Being a business is straightforward. What’s the mission and how is it attained? Who is served? Why is someone willing to pay? What defines quality? These business questions should be regarded carefully: purpose, cash flow, efficiencies, projections of expenses and revenues, and measured results all require a business mindset. An post of February 12, 2010, addresses business start-up requirements like these.
And universities are in a perpetual “start-up mode.” They should behave like it.

Some universities are addicted to failure. A Tyler Basu piece, 10 Signs You are Addicted to Failure, has applicability to educational institutions. Purpose and
intelligent risk-taking to meet the fluid demands of changing demographics are essential. The need for appearance of oversight and seemingly responsible behavior creates a fear of failure and drives institutions to herald what works and hide the rest. Risk aversion stymies effectiveness, and the appearance of success may be just that, a facade.
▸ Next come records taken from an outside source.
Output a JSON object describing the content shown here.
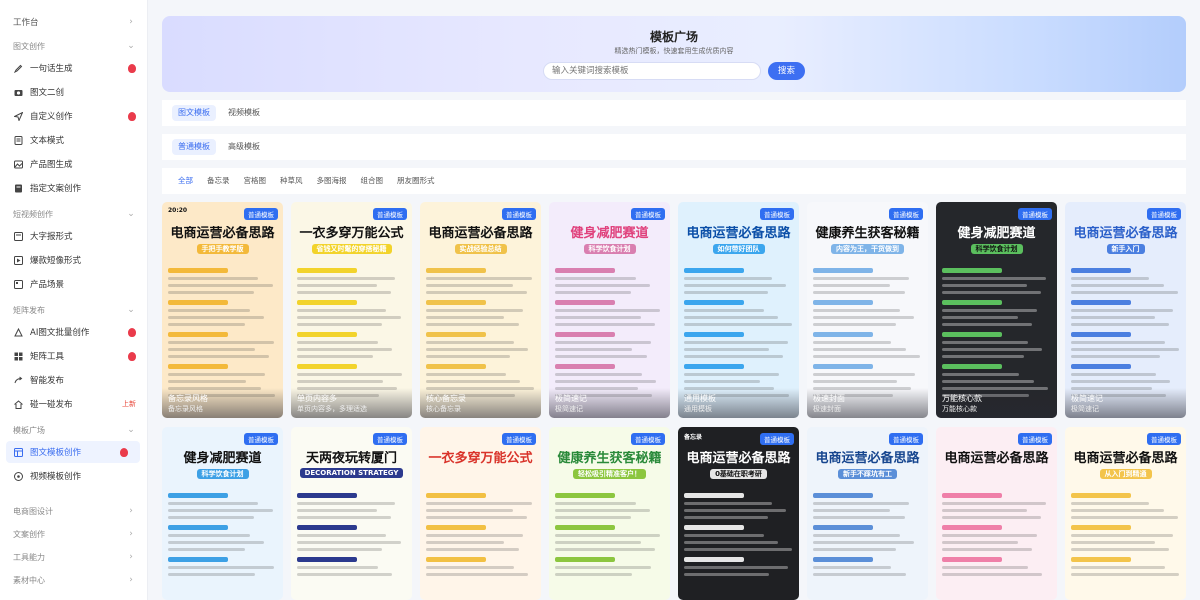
{
  "sidebar": {
    "top_item": "工作台",
    "groups": [
      {
        "label": "图文创作",
        "items": [
          {
            "label": "一句话生成",
            "icon": "edit-icon",
            "hot": true
          },
          {
            "label": "图文二创",
            "icon": "camera-icon",
            "hot": false
          },
          {
            "label": "自定义创作",
            "icon": "send-icon",
            "hot": true
          },
          {
            "label": "文本模式",
            "icon": "doc-icon",
            "hot": false
          },
          {
            "label": "产品图生成",
            "icon": "image-icon",
            "hot": false
          },
          {
            "label": "指定文案创作",
            "icon": "file-icon",
            "hot": false
          }
        ]
      },
      {
        "label": "短视频创作",
        "items": [
          {
            "label": "大字报形式",
            "icon": "poster-icon",
            "hot": false
          },
          {
            "label": "爆款短像形式",
            "icon": "video-icon",
            "hot": false
          },
          {
            "label": "产品场景",
            "icon": "scene-icon",
            "hot": false
          }
        ]
      },
      {
        "label": "矩阵发布",
        "items": [
          {
            "label": "AI图文批量创作",
            "icon": "ai-icon",
            "hot": true
          },
          {
            "label": "矩阵工具",
            "icon": "grid-icon",
            "hot": true
          },
          {
            "label": "智能发布",
            "icon": "share-icon",
            "hot": false
          },
          {
            "label": "碰一碰发布",
            "icon": "home-icon",
            "hot": false,
            "badge": "上新"
          }
        ]
      },
      {
        "label": "模板广场",
        "items": [
          {
            "label": "图文模板创作",
            "icon": "template-icon",
            "hot": true,
            "active": true
          },
          {
            "label": "视频模板创作",
            "icon": "film-icon",
            "hot": false
          }
        ]
      }
    ],
    "bottom_groups": [
      "电商图设计",
      "文案创作",
      "工具能力",
      "素材中心"
    ]
  },
  "hero": {
    "title": "模板广场",
    "subtitle": "精选热门模板，快速套用生成优质内容",
    "search_placeholder": "输入关键词搜索模板",
    "search_button": "搜索"
  },
  "tabs_type": [
    {
      "label": "图文模板",
      "active": true
    },
    {
      "label": "视频模板",
      "active": false
    }
  ],
  "tabs_level": [
    {
      "label": "普通模板",
      "active": true
    },
    {
      "label": "高级模板",
      "active": false
    }
  ],
  "tabs_style": [
    {
      "label": "全部",
      "active": true
    },
    {
      "label": "备忘录",
      "active": false
    },
    {
      "label": "宫格图",
      "active": false
    },
    {
      "label": "种草风",
      "active": false
    },
    {
      "label": "多图海报",
      "active": false
    },
    {
      "label": "组合图",
      "active": false
    },
    {
      "label": "朋友圈形式",
      "active": false
    }
  ],
  "card_tag": "普通模板",
  "cards_row1": [
    {
      "title": "电商运营必备思路",
      "sub": "手把手教学版",
      "corner": "20:20",
      "name": "备忘录风格",
      "desc": "备忘录风格",
      "bg": "#fde9c8",
      "fg": "#111111",
      "accent": "#f3b93a"
    },
    {
      "title": "一衣多穿万能公式",
      "sub": "省钱又时髦的穿搭秘籍",
      "corner": "",
      "name": "单页内容多",
      "desc": "单页内容多，多理适选",
      "bg": "#fbf7e6",
      "fg": "#111111",
      "accent": "#f2d32b"
    },
    {
      "title": "电商运营必备思路",
      "sub": "实战经验总结",
      "corner": "",
      "name": "核心备忘录",
      "desc": "核心备忘录",
      "bg": "#fdf3da",
      "fg": "#111111",
      "accent": "#f0c24a"
    },
    {
      "title": "健身减肥赛道",
      "sub": "科学饮食计划",
      "corner": "",
      "name": "极简速记",
      "desc": "极简速记",
      "bg": "#f3ecfb",
      "fg": "#e0427d",
      "accent": "#d97fb0"
    },
    {
      "title": "电商运营必备思路",
      "sub": "如何带好团队",
      "corner": "",
      "name": "通用模板",
      "desc": "通用模板",
      "bg": "#dff1fd",
      "fg": "#0b4fa8",
      "accent": "#3ba6ee"
    },
    {
      "title": "健康养生获客秘籍",
      "sub": "内容为王，干货做到",
      "corner": "",
      "name": "极速封面",
      "desc": "极速封面",
      "bg": "#f7f8fb",
      "fg": "#111111",
      "accent": "#7fb4e8"
    },
    {
      "title": "健身减肥赛道",
      "sub": "科学饮食计划",
      "corner": "",
      "name": "万能核心款",
      "desc": "万能核心款",
      "bg": "#25272b",
      "fg": "#ffffff",
      "accent": "#5bbf5e"
    },
    {
      "title": "电商运营必备思路",
      "sub": "新手入门",
      "corner": "",
      "name": "极简速记",
      "desc": "极简速记",
      "bg": "#e5edfc",
      "fg": "#2a5fc9",
      "accent": "#4b7fe0"
    }
  ],
  "cards_row2": [
    {
      "title": "健身减肥赛道",
      "sub": "科学饮食计划",
      "corner": "",
      "bg": "#eaf4fd",
      "fg": "#111111",
      "accent": "#3da0e5"
    },
    {
      "title": "天两夜玩转厦门",
      "sub": "DECORATION STRATEGY",
      "corner": "",
      "bg": "#fbfbf3",
      "fg": "#111111",
      "accent": "#2c3a8e"
    },
    {
      "title": "一衣多穿万能公式",
      "sub": "",
      "corner": "",
      "bg": "#fff5e9",
      "fg": "#d9332a",
      "accent": "#f2c043"
    },
    {
      "title": "健康养生获客秘籍",
      "sub": "轻松吸引精准客户！",
      "corner": "",
      "bg": "#f6fbe8",
      "fg": "#2a8a3a",
      "accent": "#8cc63f"
    },
    {
      "title": "电商运营必备思路",
      "sub": "0基础在职考研",
      "corner": "备忘录",
      "bg": "#1f2023",
      "fg": "#ffffff",
      "accent": "#e6e6e6"
    },
    {
      "title": "电商运营必备思路",
      "sub": "新手不踩坑有工",
      "corner": "",
      "bg": "#eef4fb",
      "fg": "#17468f",
      "accent": "#5b8fd8"
    },
    {
      "title": "电商运营必备思路",
      "sub": "",
      "corner": "",
      "bg": "#fceef3",
      "fg": "#111111",
      "accent": "#ef7fa8"
    },
    {
      "title": "电商运营必备思路",
      "sub": "从入门到精通",
      "corner": "",
      "bg": "#fff9ea",
      "fg": "#111111",
      "accent": "#f3c44b"
    }
  ]
}
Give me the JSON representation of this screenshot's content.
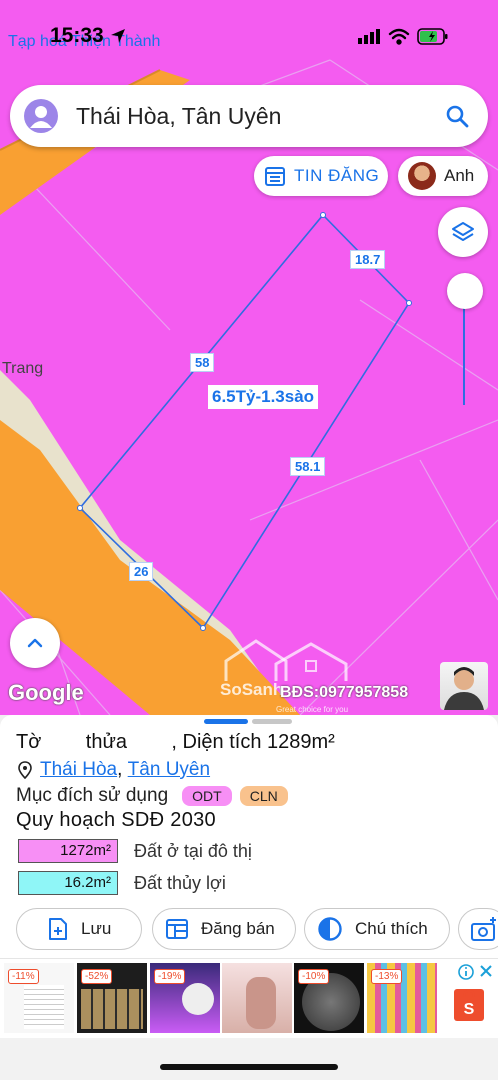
{
  "status": {
    "time": "15:33",
    "back_app": "Tạp hoá Thiện Thành"
  },
  "search": {
    "text": "Thái Hòa, Tân Uyên"
  },
  "chips": {
    "tin_dang": "TIN ĐĂNG",
    "user": "Anh"
  },
  "map": {
    "place_label": "Trang",
    "edges": {
      "top_right": "18.7",
      "left": "58",
      "right": "58.1",
      "bottom": "26"
    },
    "price_label": "6.5Tỷ-1.3sào",
    "google": "Google",
    "watermark": "SoSanh",
    "watermark_sub": "Great choice for you",
    "bds_phone": "BĐS:0977957858"
  },
  "panel": {
    "title": "Tờ        thửa        , Diện tích 1289m²",
    "location": {
      "commune": "Thái Hòa",
      "separator": ", ",
      "district": "Tân Uyên"
    },
    "purpose": {
      "label": "Mục đích sử dụng",
      "tags": [
        "ODT",
        "CLN"
      ]
    },
    "plan_title": "Quy hoạch SDĐ 2030",
    "areas": [
      {
        "value": "1272m²",
        "desc": "Đất ở tại đô thị",
        "color": "#f78ff5"
      },
      {
        "value": "16.2m²",
        "desc": "Đất thủy lợi",
        "color": "#8ff6f7"
      }
    ],
    "actions": {
      "save": "Lưu",
      "post": "Đăng bán",
      "legend": "Chú thích"
    }
  },
  "ads": {
    "badges": [
      "-11%",
      "-52%",
      "-19%",
      "-10%",
      "-13%"
    ]
  },
  "colors": {
    "accent": "#1a73e8",
    "map_pink": "#f45cf0",
    "road_orange": "#f9a032",
    "tag_odt": "#f78ff5",
    "tag_cln": "#f9c28d"
  }
}
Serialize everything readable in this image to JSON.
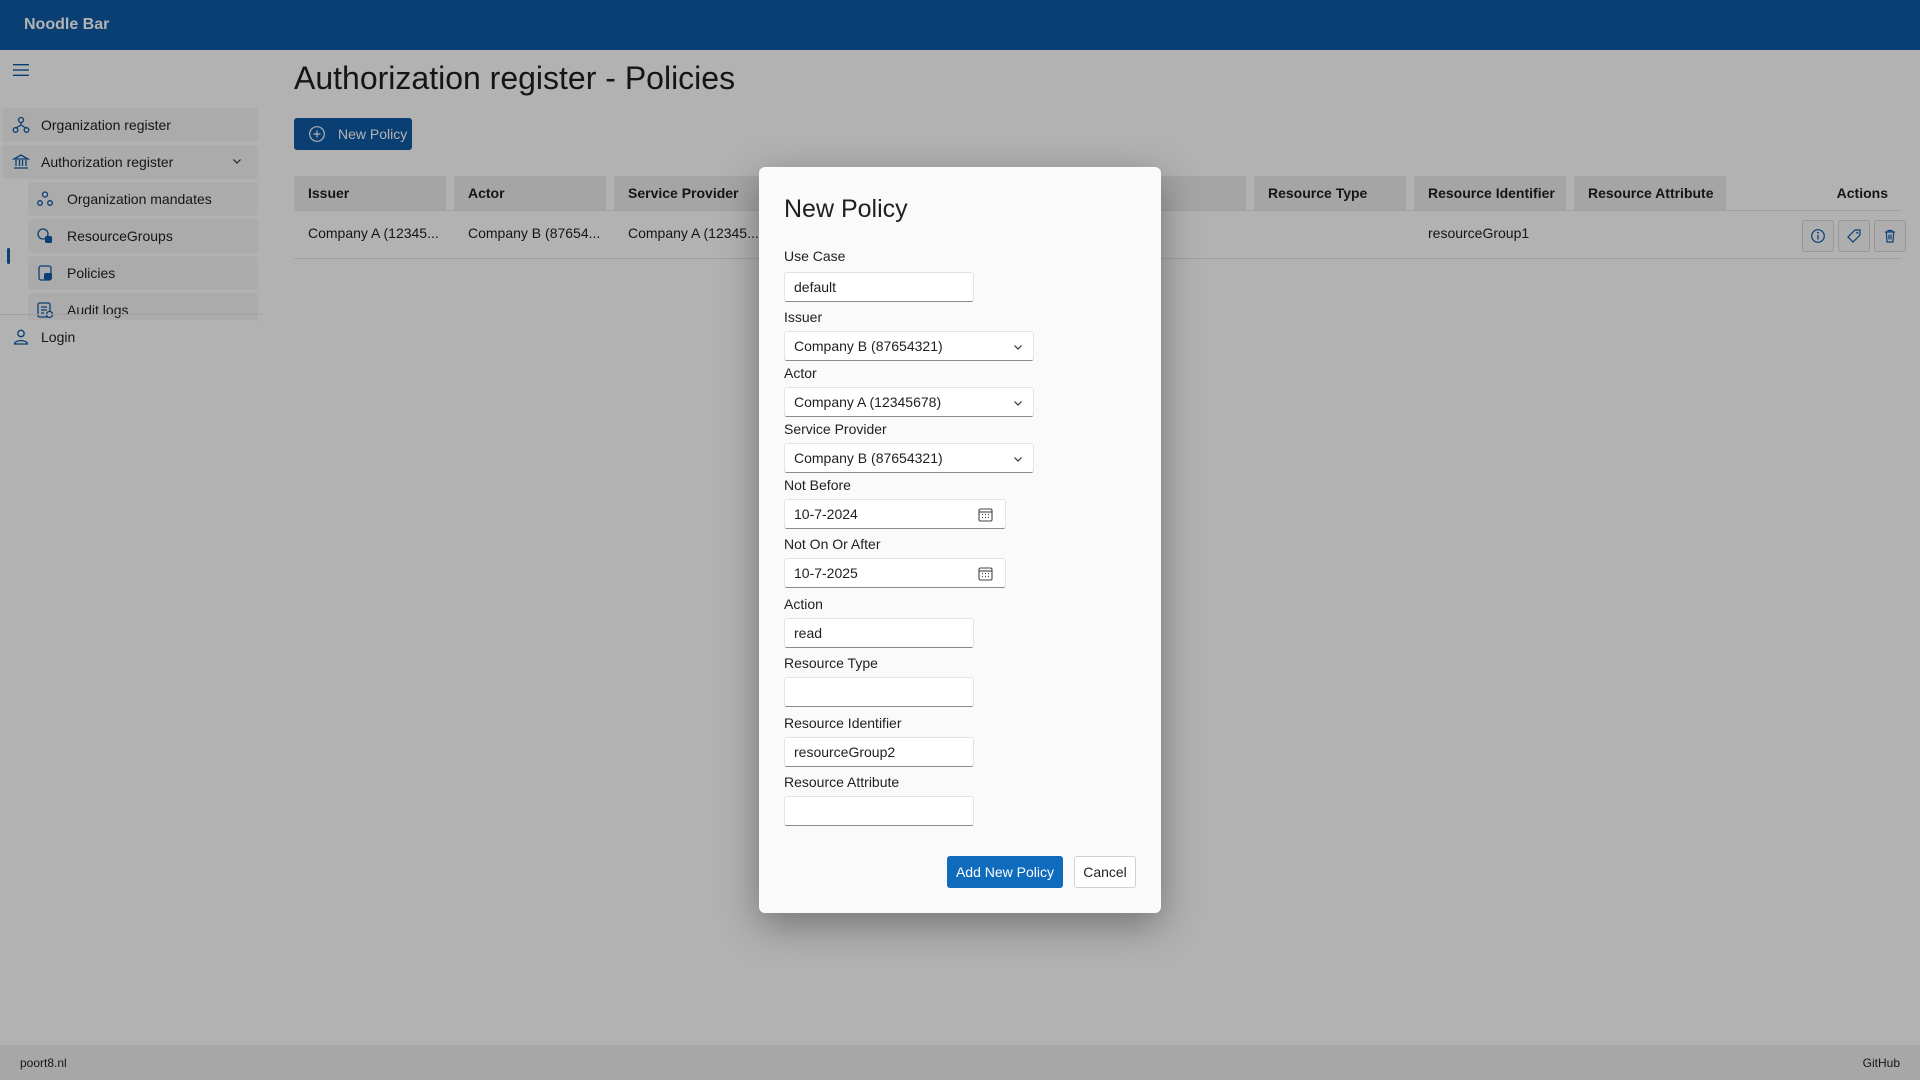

Without intelligent business conviction our universities
lose relevance; and relevance is the only insurance against failure in any

Posted by walterwendler | Report as abusive

The way to fix secondary education is to forstall entry into the system. Most people should wait to go to college until they are about 25. Go get a job and find out what the real world is about. The way to fix elementary and highschool education is to teach the truth. Do not try to make the students good little corporate citizens. That is a slavery process. All education should give up on the ideological indoctrination which is so prevalent.

I hear so many older people talk about how the kids just don’t understand what the real world is like, and that may be true. However, in my opinion, most 50 year olds don’t know what the real world is like because they think what they are told to think. If your a good little corporate citizen you should be banned from influencing children, because you are brainwashed and not a free thinking free individual. Why should anyone take advice from a voluntary slave?

Posted by brotherkenny4 | Report as abusive

The problem with fixing education are all of these people that think there is one or two things wrong with it that can be fixed. It is not the case. It is a very complex subject as education is part of a very complex and ever changing society. I understand peoples need for simplicity, but this kind of thinking has done sever damage to our educational system.

Posted by tmc | Report as abusive


“Most people should wait to go to college until they are about 25. Go get a job and find out what the real world is about.” Agree completely, but for most potential employers there is little “need” for the functionally unskilled.

Employers can/will not pay minimum wage to teach them, and yet our politicians are trying once again to raise the minimum wage. Clearly counter-productive in the overall for our society.

Perhaps a government CCC-type program for those with no other choice to bridge those years that cannot get into the service. Unfortunately, I suspect you might deem that a “slavery process”.

Indeed, any process that produces capable, CIVIL citizens you might deem a “slavery process”. You seem to deem being uncivil either the “normal” or desirable human condition. I think the great majority of productive society would strongly disagree.

The very survival of “the rest” are financial parasites living off of productive society and resentful of that reality. Ain’t gonna change, so go with the flow or go to jail. Choices have consequences.

Posted by OneOfTheSheep | Report as abusive

If one of the goals is to prepare graduates for the workforce, why not greatly expand co-op programs (work/study programs)?

Posted by MarkMcE | Report as abusive